#### Problem statement
Report how many lines in the material hold the word "ywiv". No other content is required.
** Opening Data provided block **
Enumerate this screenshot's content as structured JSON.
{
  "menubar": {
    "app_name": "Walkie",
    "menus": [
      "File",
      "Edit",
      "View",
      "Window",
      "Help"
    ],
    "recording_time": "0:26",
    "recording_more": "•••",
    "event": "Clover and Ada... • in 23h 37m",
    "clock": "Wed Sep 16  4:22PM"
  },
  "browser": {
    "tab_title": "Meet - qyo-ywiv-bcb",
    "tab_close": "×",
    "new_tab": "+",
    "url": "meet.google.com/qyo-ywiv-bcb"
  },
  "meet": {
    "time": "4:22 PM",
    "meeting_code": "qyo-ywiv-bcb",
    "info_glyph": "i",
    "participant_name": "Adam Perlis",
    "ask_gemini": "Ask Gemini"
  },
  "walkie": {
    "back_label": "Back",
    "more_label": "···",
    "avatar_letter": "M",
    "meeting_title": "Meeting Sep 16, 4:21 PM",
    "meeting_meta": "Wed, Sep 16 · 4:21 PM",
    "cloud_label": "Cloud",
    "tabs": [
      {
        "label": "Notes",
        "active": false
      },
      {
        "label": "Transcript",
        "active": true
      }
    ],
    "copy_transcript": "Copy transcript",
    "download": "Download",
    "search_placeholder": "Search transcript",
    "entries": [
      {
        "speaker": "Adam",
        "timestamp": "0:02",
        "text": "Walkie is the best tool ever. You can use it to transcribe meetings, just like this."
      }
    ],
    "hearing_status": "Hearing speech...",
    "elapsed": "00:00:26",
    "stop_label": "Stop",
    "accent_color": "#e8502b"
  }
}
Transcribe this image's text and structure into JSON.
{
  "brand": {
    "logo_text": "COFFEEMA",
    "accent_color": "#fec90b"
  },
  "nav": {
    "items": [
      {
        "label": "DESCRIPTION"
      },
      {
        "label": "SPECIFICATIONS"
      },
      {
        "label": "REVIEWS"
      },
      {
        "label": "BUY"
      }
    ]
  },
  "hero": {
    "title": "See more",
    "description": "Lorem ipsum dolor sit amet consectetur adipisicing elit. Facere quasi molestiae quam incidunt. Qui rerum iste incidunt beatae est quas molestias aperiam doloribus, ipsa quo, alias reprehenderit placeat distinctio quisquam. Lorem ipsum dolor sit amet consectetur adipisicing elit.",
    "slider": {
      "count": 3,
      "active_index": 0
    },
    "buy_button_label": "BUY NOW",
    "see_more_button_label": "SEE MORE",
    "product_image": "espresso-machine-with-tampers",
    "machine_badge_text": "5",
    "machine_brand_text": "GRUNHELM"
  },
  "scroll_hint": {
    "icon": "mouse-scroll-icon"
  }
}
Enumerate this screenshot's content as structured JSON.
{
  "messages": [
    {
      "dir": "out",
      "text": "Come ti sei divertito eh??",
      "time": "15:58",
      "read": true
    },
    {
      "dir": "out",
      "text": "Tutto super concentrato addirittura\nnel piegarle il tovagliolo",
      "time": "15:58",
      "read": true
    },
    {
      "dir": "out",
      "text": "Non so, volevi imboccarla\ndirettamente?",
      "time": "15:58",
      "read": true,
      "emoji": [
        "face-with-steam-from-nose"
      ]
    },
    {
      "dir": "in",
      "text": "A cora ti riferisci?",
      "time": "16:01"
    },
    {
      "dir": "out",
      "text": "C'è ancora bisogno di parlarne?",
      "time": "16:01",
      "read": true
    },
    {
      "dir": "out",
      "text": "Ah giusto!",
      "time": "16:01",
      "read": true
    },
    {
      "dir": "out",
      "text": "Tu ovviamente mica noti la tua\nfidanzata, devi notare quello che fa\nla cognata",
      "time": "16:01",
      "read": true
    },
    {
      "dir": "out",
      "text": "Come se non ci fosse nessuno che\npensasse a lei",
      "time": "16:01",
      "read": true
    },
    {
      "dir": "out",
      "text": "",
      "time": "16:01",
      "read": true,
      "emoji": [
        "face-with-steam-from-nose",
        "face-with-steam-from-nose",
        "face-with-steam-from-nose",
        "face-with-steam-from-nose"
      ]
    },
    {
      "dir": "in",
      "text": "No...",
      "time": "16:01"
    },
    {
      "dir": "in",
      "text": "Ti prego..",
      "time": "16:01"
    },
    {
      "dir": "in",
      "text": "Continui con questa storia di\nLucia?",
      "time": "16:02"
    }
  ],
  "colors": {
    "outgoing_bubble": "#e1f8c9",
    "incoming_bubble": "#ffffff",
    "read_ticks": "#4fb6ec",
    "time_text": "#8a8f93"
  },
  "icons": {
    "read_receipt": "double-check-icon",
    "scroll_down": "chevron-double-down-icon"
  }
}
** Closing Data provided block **
#### Expected output
3